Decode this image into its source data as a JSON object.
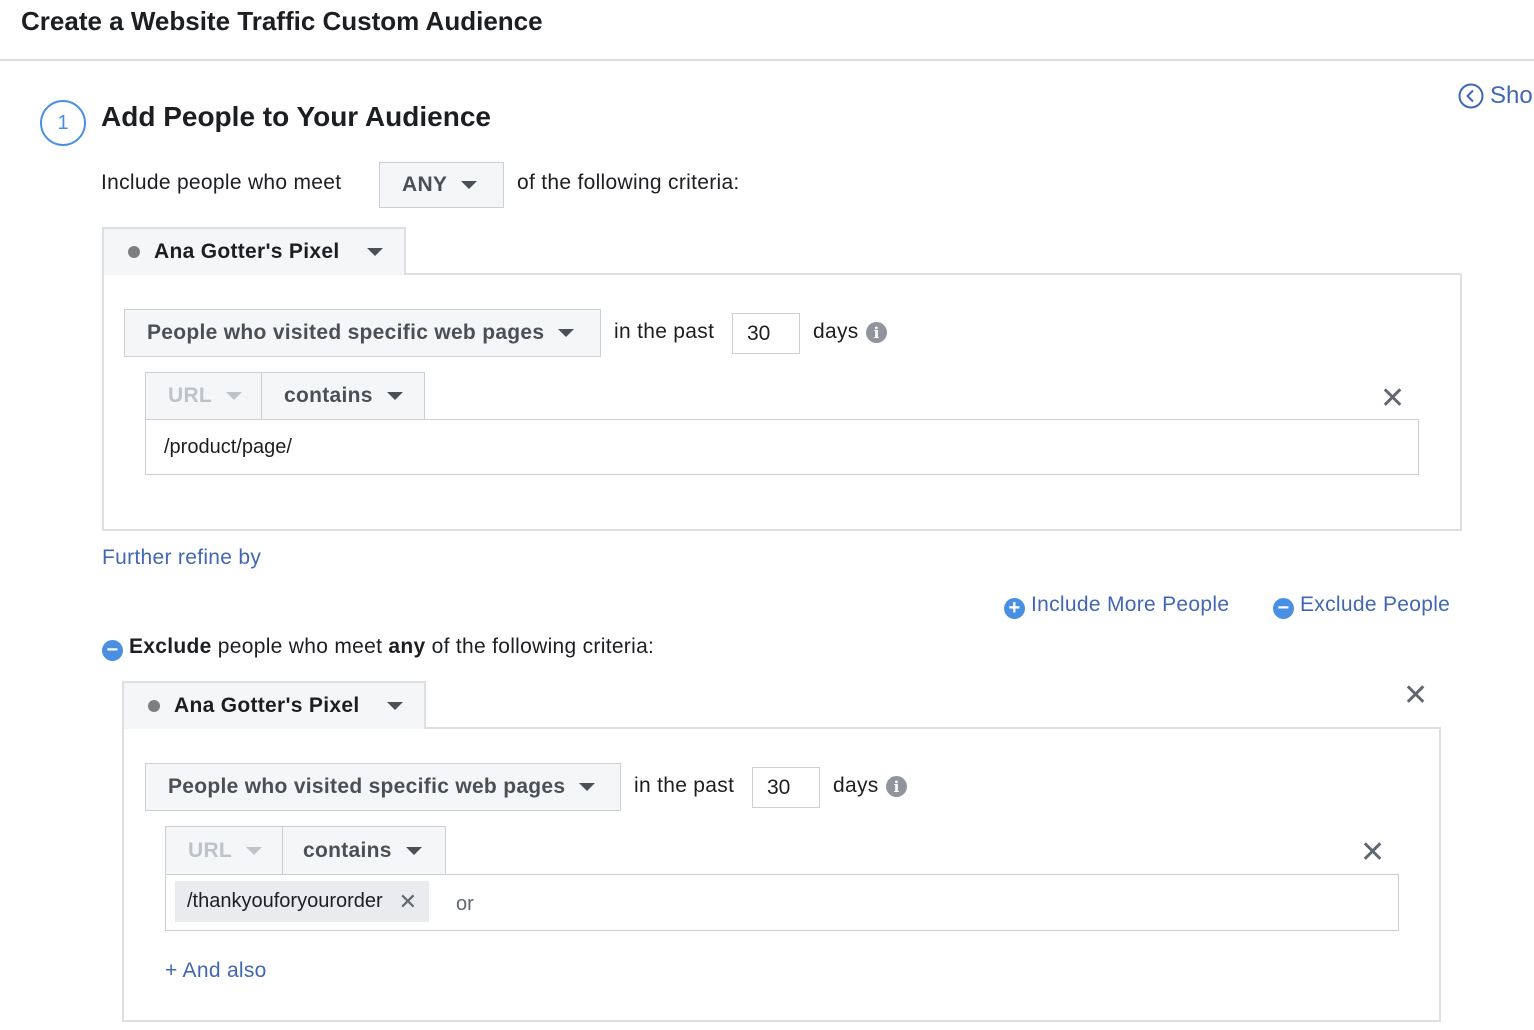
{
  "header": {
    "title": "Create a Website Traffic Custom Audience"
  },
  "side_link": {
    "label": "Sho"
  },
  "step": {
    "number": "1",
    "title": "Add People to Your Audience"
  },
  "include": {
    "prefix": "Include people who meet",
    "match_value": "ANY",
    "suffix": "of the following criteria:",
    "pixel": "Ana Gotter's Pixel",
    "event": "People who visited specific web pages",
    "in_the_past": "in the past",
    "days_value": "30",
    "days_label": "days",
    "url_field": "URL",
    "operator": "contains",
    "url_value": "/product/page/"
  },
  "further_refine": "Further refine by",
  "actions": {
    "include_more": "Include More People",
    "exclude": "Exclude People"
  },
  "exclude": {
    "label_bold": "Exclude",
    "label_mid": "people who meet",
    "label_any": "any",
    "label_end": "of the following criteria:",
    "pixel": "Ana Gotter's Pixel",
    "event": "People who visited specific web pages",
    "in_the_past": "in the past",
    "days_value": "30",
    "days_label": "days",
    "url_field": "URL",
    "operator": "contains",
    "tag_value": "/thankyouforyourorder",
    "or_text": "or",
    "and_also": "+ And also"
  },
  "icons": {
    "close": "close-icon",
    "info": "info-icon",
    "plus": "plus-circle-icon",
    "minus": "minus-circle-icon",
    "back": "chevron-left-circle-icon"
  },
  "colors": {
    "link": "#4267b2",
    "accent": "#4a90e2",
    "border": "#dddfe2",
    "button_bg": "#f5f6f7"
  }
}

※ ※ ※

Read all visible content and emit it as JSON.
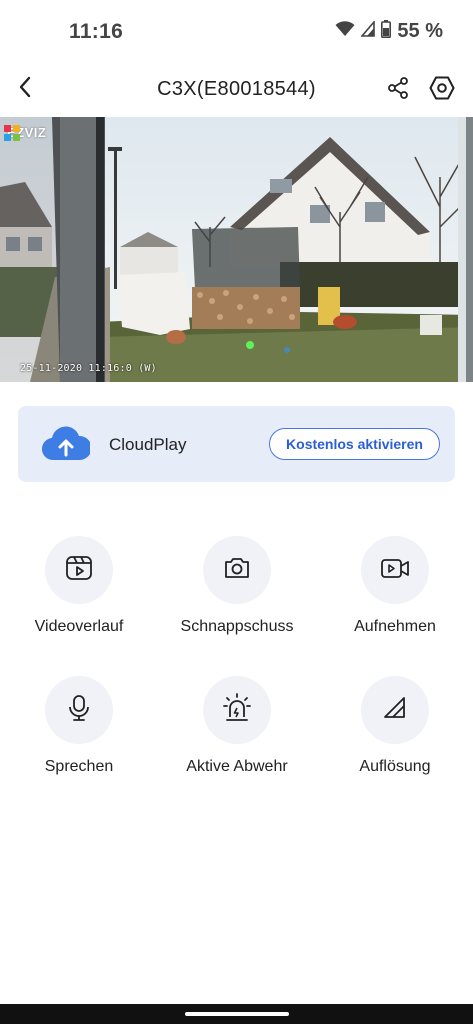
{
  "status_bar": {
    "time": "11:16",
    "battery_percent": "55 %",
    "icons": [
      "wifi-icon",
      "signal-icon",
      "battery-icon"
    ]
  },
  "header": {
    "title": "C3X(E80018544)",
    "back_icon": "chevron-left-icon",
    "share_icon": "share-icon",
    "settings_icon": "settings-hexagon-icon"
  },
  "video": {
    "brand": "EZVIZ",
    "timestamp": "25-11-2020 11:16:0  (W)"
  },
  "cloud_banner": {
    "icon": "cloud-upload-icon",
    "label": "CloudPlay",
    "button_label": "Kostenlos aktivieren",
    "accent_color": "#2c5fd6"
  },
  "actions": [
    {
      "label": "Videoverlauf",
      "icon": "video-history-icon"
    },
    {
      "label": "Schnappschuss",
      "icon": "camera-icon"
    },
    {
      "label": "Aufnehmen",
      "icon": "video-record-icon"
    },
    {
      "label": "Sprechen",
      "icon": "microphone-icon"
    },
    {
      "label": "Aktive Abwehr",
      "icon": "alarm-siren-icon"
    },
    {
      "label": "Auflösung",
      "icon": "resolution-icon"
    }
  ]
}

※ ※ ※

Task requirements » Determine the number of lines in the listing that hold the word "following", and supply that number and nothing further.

Completed task » 2